Effective delivery on date when conditions specified for conveyance are satisfied (even if grantor or grantee dies before terms are satisfied).
Death escrows typically are held valid, effectively creating a remainder in the grantee, subject to a life estate in the grantor. Key issue in these cases is the grantor's intent. However, if the intent is to deliver to a grantee a deed absolute on its face, but accompanied by an oral condition that the deed will only take effect upon the occurrence of the grantor's death, most cases hold the deed void as an improper testamentary transfer (must be by will). If the contingency is not the grantor's death, some courts hold the deed valid and the condition void (statute of frauds, recording acts), while other courts hold the deed void, and others hold both the condition and the deed valid (but, protect 3rd parties).
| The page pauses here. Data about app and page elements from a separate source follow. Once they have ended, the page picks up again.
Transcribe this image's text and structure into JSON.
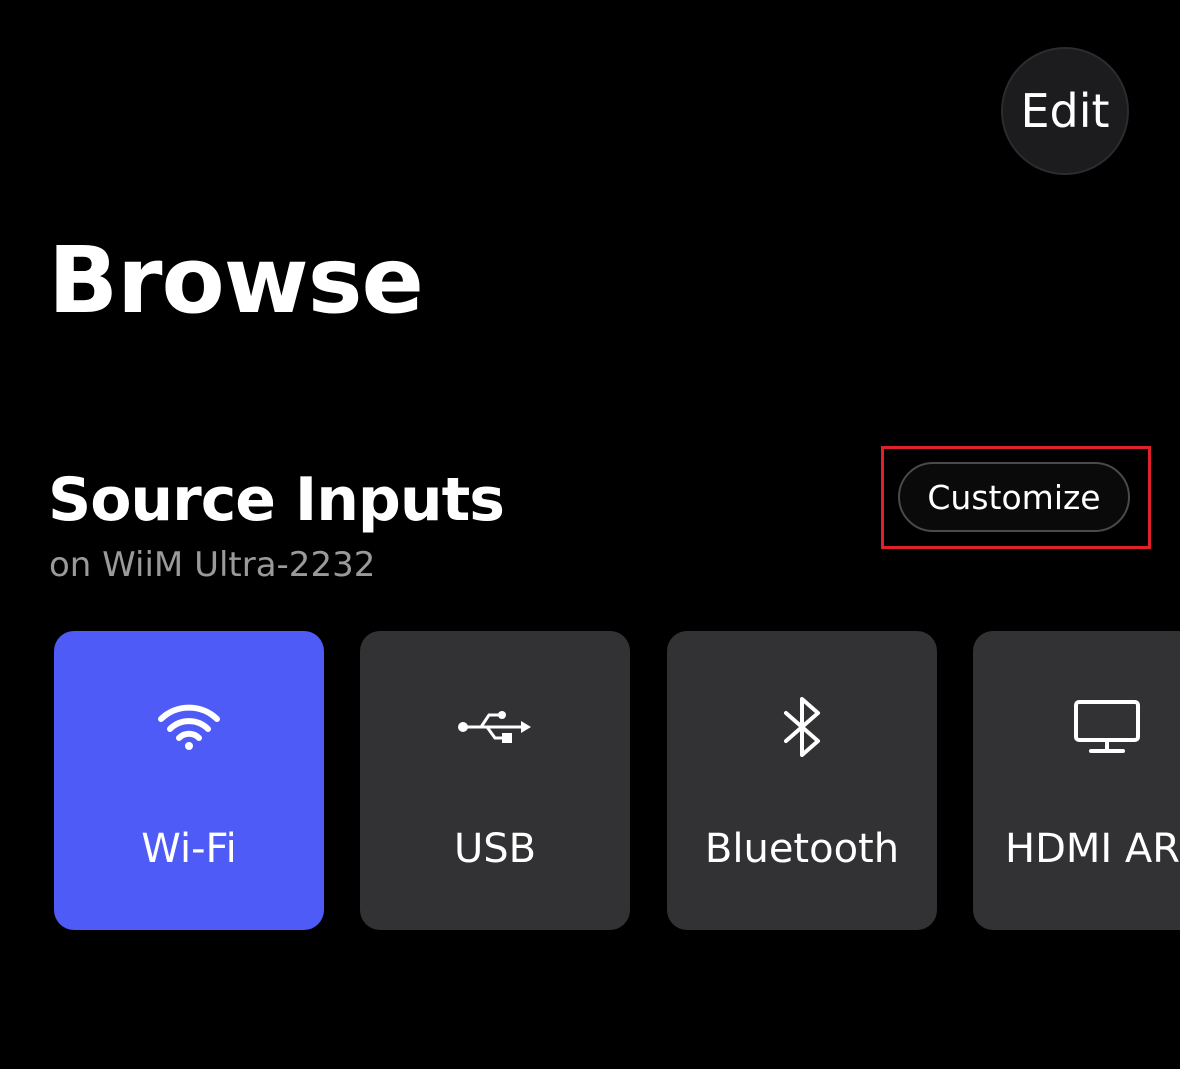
{
  "header": {
    "edit_label": "Edit"
  },
  "page": {
    "title": "Browse"
  },
  "source_inputs": {
    "title": "Source Inputs",
    "subtitle": "on WiiM Ultra-2232",
    "customize_label": "Customize",
    "items": [
      {
        "label": "Wi-Fi",
        "icon": "wifi-icon",
        "selected": true
      },
      {
        "label": "USB",
        "icon": "usb-icon",
        "selected": false
      },
      {
        "label": "Bluetooth",
        "icon": "bluetooth-icon",
        "selected": false
      },
      {
        "label": "HDMI ARC",
        "icon": "monitor-icon",
        "selected": false
      }
    ]
  },
  "colors": {
    "background": "#000000",
    "tile": "#323234",
    "tile_selected": "#4f5bf7",
    "highlight": "#e0212b",
    "subtitle": "#9a9a9a"
  }
}
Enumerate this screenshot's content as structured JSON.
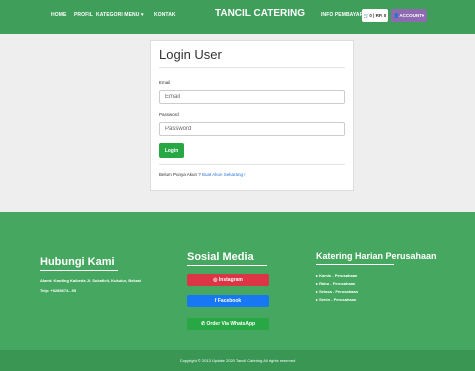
{
  "navbar": {
    "links": [
      "HOME",
      "PROFIL",
      "KATEGORI MENU",
      "KONTAK"
    ],
    "dropdown_caret": "▾",
    "brand": "TANCIL CATERING",
    "info_link": "INFO PEMBAYARAN",
    "cart_label": "0 | RP. 0",
    "account_label": "ACCOUNT",
    "colors": {
      "navbar": "#3e9e5a",
      "account": "#8e6bb1"
    }
  },
  "login": {
    "title": "Login User",
    "email_label": "Email",
    "email_placeholder": "Email",
    "password_label": "Password",
    "password_placeholder": "Password",
    "button_label": "Login",
    "register_prefix": "Belum Punya Akun ? ",
    "register_link": "Buat Akun Sekarang !"
  },
  "footer": {
    "contact": {
      "title": "Hubungi Kami",
      "address": "Alamt: Kawling Kaibeda Jl. Sukaficit, Kukulur, Bekasi",
      "phone": "Telp: +6289674...95"
    },
    "social": {
      "title": "Sosial Media",
      "instagram": "Instagram",
      "facebook": "Facebook",
      "whatsapp": "Order Via WhatsApp",
      "colors": {
        "instagram": "#dc3545",
        "facebook": "#1877f2",
        "whatsapp": "#28a745"
      }
    },
    "catering": {
      "title": "Katering Harian Perusahaan",
      "items": [
        "Kamis - Perusahaan",
        "Rabu - Perusahaan",
        "Selasa - Perusahaan",
        "Senin - Perusahaan"
      ]
    },
    "copyright": "Copyright © 2013 Update 2020 Tancil Catering All rights reserved"
  }
}
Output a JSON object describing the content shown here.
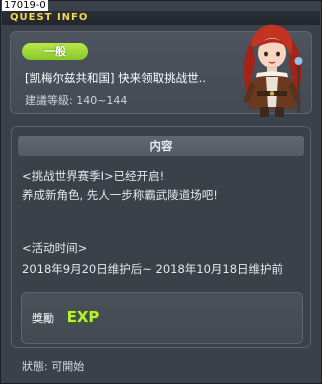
{
  "window": {
    "id_label": "17019-0",
    "title": "QUEST INFO"
  },
  "quest": {
    "category_badge": "一般",
    "name": "[凯梅尔兹共和国] 快来领取挑战世..",
    "level": "建議等級: 140~144"
  },
  "content": {
    "header": "内容",
    "lines": [
      "<挑战世界赛季I>已经开启!",
      "养成新角色, 先人一步称霸武陵道场吧!",
      "",
      "<活动时间>",
      "2018年9月20日维护后~ 2018年10月18日维护前"
    ]
  },
  "reward": {
    "label": "獎勵",
    "icon": "exp-icon",
    "icon_text": "EXP"
  },
  "status": {
    "text": "狀態: 可開始"
  },
  "colors": {
    "title": "#f0d850",
    "badge": "#9fd83a",
    "background": "#3b414a"
  }
}
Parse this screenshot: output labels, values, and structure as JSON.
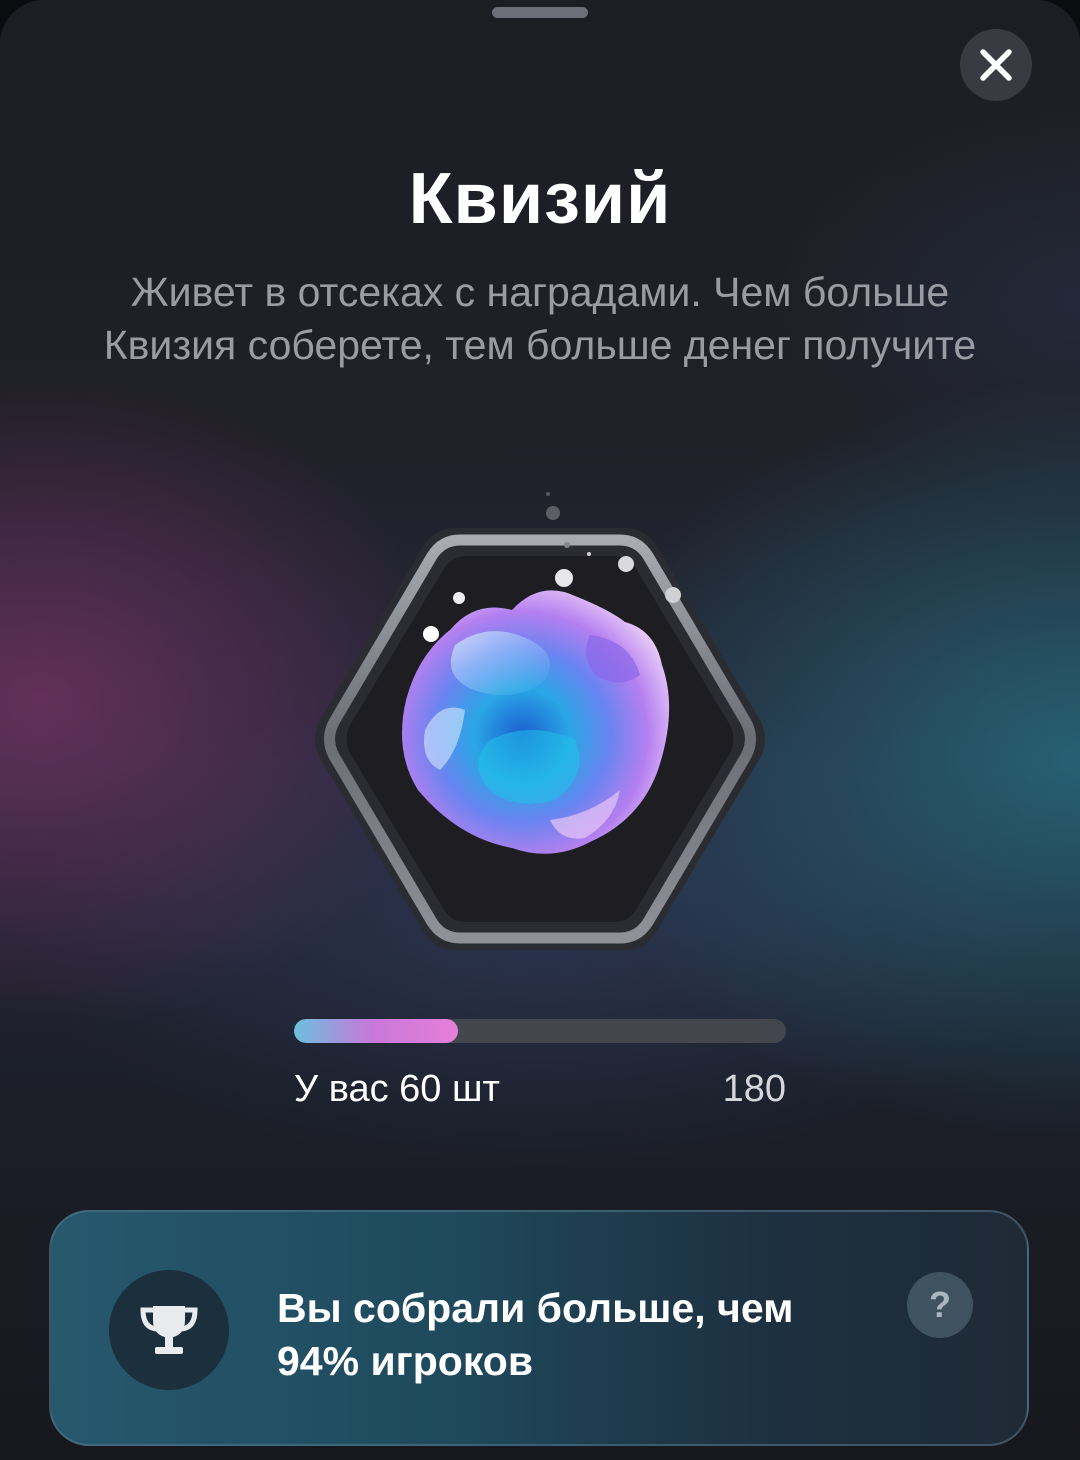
{
  "sheet": {
    "title": "Квизий",
    "description": "Живет в отсеках с наградами. Чем больше Квизия соберете, тем больше денег получите",
    "close_icon": "close-icon",
    "item_icon": "iridescent-crystal-icon"
  },
  "progress": {
    "current": 60,
    "max": 180,
    "fraction": 0.333,
    "have_label": "У вас 60 шт",
    "max_label": "180",
    "fill_colors": [
      "#6cc0de",
      "#c877d9",
      "#e77fd9"
    ]
  },
  "rank_card": {
    "text": "Вы собрали больше, чем 94% игроков",
    "trophy_icon": "trophy-icon",
    "help_label": "?"
  }
}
Whenever a deed is delivered conditionally and not recorded, the grantor could subsequently transfer the property unconditionally to a bona fide purchaser, whose rights may be superior to those of the conditional grantee under the jurisdiction's recording acts.